TASK ITEM
Count the lines below that hold the word "icon" and say how many, with no other text.

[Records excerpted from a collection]
|---|
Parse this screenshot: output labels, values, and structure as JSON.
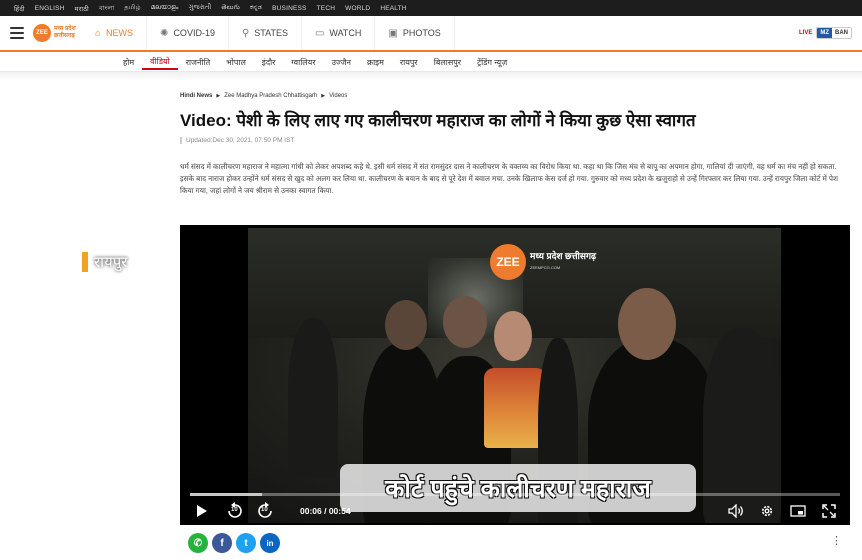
{
  "lang_bar": [
    "हिंदी",
    "ENGLISH",
    "मराठी",
    "বাংলা",
    "தமிழ்",
    "മലയാളം",
    "ગુજરાતી",
    "తెలుగు",
    "ಕನ್ನಡ",
    "BUSINESS",
    "TECH",
    "WORLD",
    "HEALTH"
  ],
  "logo": {
    "mark": "ZEE",
    "name": "मध्य प्रदेश छत्तीसगढ़"
  },
  "nav": {
    "tabs": [
      {
        "label": "NEWS",
        "icon": "home-icon"
      },
      {
        "label": "COVID-19",
        "icon": "virus-icon"
      },
      {
        "label": "STATES",
        "icon": "location-pin-icon"
      },
      {
        "label": "WATCH",
        "icon": "tv-icon"
      },
      {
        "label": "PHOTOS",
        "icon": "image-icon"
      }
    ],
    "live": "LIVE",
    "lang_on": "MZ",
    "lang_off": "BAN"
  },
  "subnav": [
    "होम",
    "वीडियो",
    "राजनीति",
    "भोपाल",
    "इंदौर",
    "ग्वालियर",
    "उज्जैन",
    "क्राइम",
    "रायपुर",
    "बिलासपुर",
    "ट्रेंडिंग न्यूज़"
  ],
  "article": {
    "breadcrumb": [
      "Hindi News",
      "Zee Madhya Pradesh Chhattisgarh",
      "Videos"
    ],
    "headline": "Video: पेशी के लिए लाए गए कालीचरण महाराज का लोगों ने किया कुछ ऐसा स्वागत",
    "updated": "Updated:Dec 30, 2021, 07:50 PM IST",
    "body": "धर्म संसद में कालीचरण महाराज ने महात्मा गांधी को लेकर अपशब्द कहे थे. इसी धर्म संसद में संत रामसुंदर दास ने कालीचरण के वक्तव्य का विरोध किया था. कहा था कि जिस मंच से बापू का अपमान होगा, गालियां दी जाएंगी, वह धर्म का मंच नहीं हो सकता. इसके बाद नाराज होकर उन्होंने धर्म संसद से खुद को अलग कर लिया था. कालीचरण के बयान के बाद से पूरे देश में बवाल मचा. उनके खिलाफ केस दर्ज हो गया. गुरुवार को मध्य प्रदेश के खजुराहो से उन्हें गिरफ्तार कर लिया गया. उन्हें रायपुर जिला कोर्ट में पेश किया गया, जहां लोगों ने जय श्रीराम से उनका स्वागत किया."
  },
  "video": {
    "location": "रायपुर",
    "channel_mark": "ZEE",
    "channel_name": "मध्य प्रदेश छत्तीसगढ़",
    "channel_url": "ZEEMPCG.COM",
    "caption": "कोर्ट पहुंचे कालीचरण महाराज",
    "time": "00:06 / 00:54",
    "progress": 0.111,
    "skip_back": "10",
    "skip_fwd": "10"
  },
  "share": {
    "whatsapp": "✆",
    "facebook": "f",
    "twitter": "t",
    "linkedin": "in",
    "more": "⋮"
  }
}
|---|
RESPONSE BOX
5